Until then, U.S. hospitals used The Joint Commission, which is based outside of Chicago and in November launched its own accrediting option based on ISO certification.

DNV Healthcare, with its use of ISO 9001, was “just a natural fit for us to at least explore and see what the pros and cons would be,” said Tami Strong, North Ottawa Community Hospital’s director of quality management and a registered nurse.

“They’re very innovative and they want you to be innovative,” said Strong, who worked in manufacturing before she became an RN and was familiar with the benefits of ISO. “I can really, truly listen to my customers now and incorporate what they’re saying into my processes.”

The Grand Haven hospitals switched from The Joint Commission to DNV Healthcare a year ago. The Joint Commission is “more prescriptive — ‘this is how we want you to do it,’” Strong said, while DNV takes more of a partnership approach to foster continuous improvements.

Both Strong and Schwartz say it’s too early to cite any specific data on where DNV has driven specific improvements in clinical outcomes or operations, though their hospitals are more continuously reviewing and updating processes and procedures for both large and small tasks.

Among the small items that Schwartz cites that can potentially have a large effect on care are processes at Holland Hospital to assure medical equipment is calibrated regularly and recorded accordingly, as well as to assure that all memos posted to inform staff of changes in clinical processes are updated. Quite often a memo with outdated information is left posted, potentially causing confusion in patient care, he said.

“You would be amazed how much important information is actually tacked up on a bulletin board, and it has to be reliable for patient care,” he said.

ISO 9001 also helps to assure an effective process for inspecting and validating the quality of vendors and suppliers that provide everything from medical equipment and supplies to the food served to inpatients and in the hospital cafeteria. The process enables Holland Hospital to check vendors “for how they do business and what they bring you and how is their customer service when there is a problem,” Schwartz said.

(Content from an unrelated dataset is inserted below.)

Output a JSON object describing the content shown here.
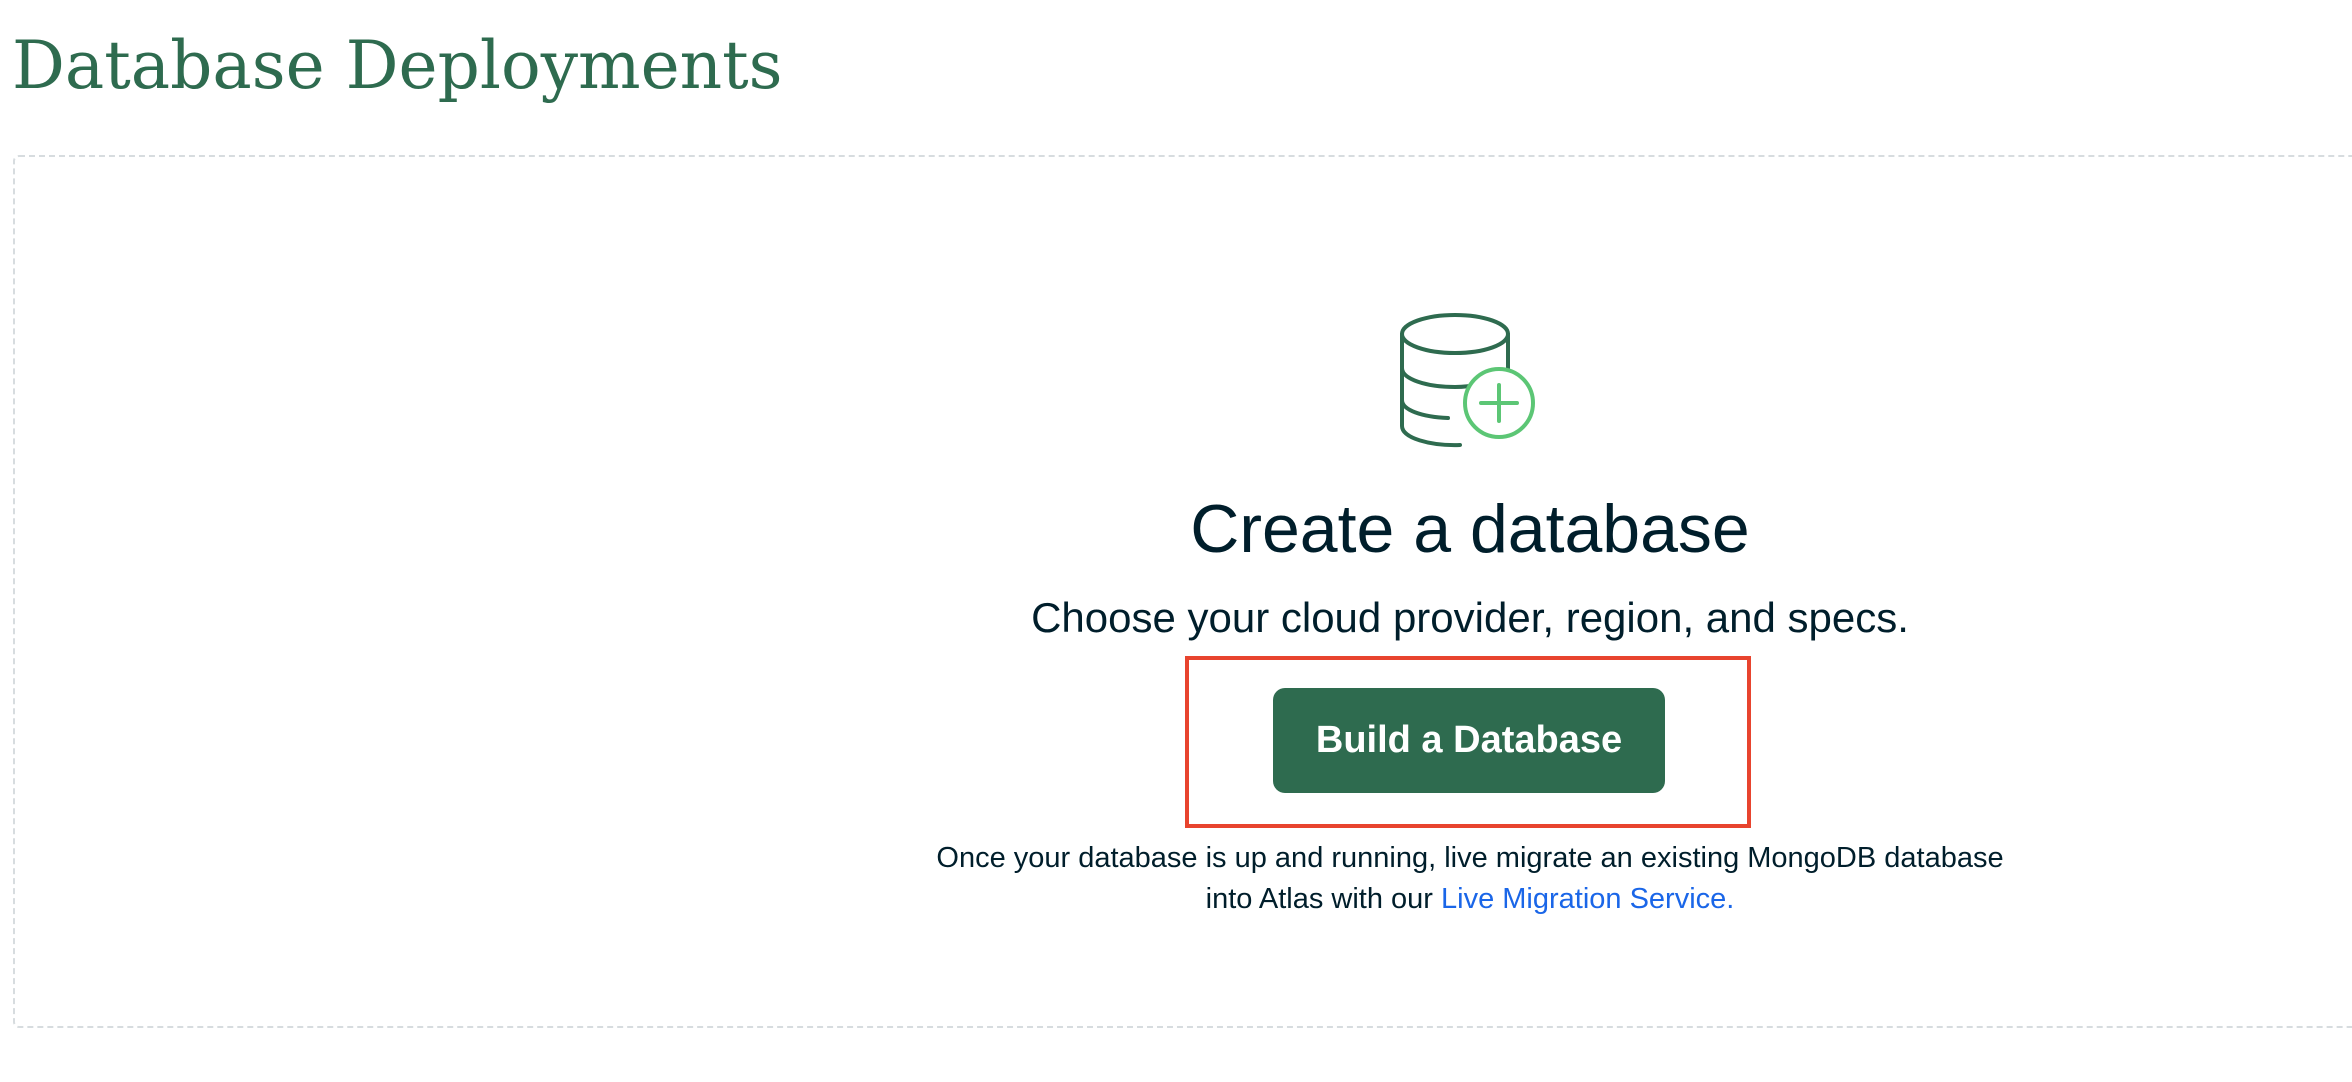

In Grand Haven, North Ottawa hopes the switch to DNV can drive external benefits as well. The hospital is forming a philanthropic arm that will seek financial support from the business community in northwest Ottawa County.

When hospital executives visit their corporate counterparts and are asked about how they are working to improve quality and North Ottawa’s operations, they can now speak in common terms, chief communication officer Jennifer Van Skiver said.

“We needed to be able to speak a language they could understand and to look and behave in a way that they’re used to because that’s what they are,” Van Skiver said.

As with manufacturers who adopted ISO 9001, both Schwartz and Strong say the DNV system also generates greater buy-in among staff and eventually becomes intuitive in their thinking.
“This has really driven down the ownership of quality to everybody here,” Strong said.

The move to DNV also alleviated the anxiety that often accompanied the tri-annual Joint Commission inspection for re-accreditation, replaced by a less stressful visit that goes with DNV’s annual ISO re-certification.

“There’s not really that ‘gearing up’ anymore,” said Schwartz, of Holland Hospital. “It’s all about continuous readiness.”

Read 2941 times Last modified on Thursday, 02 August 2012 20:21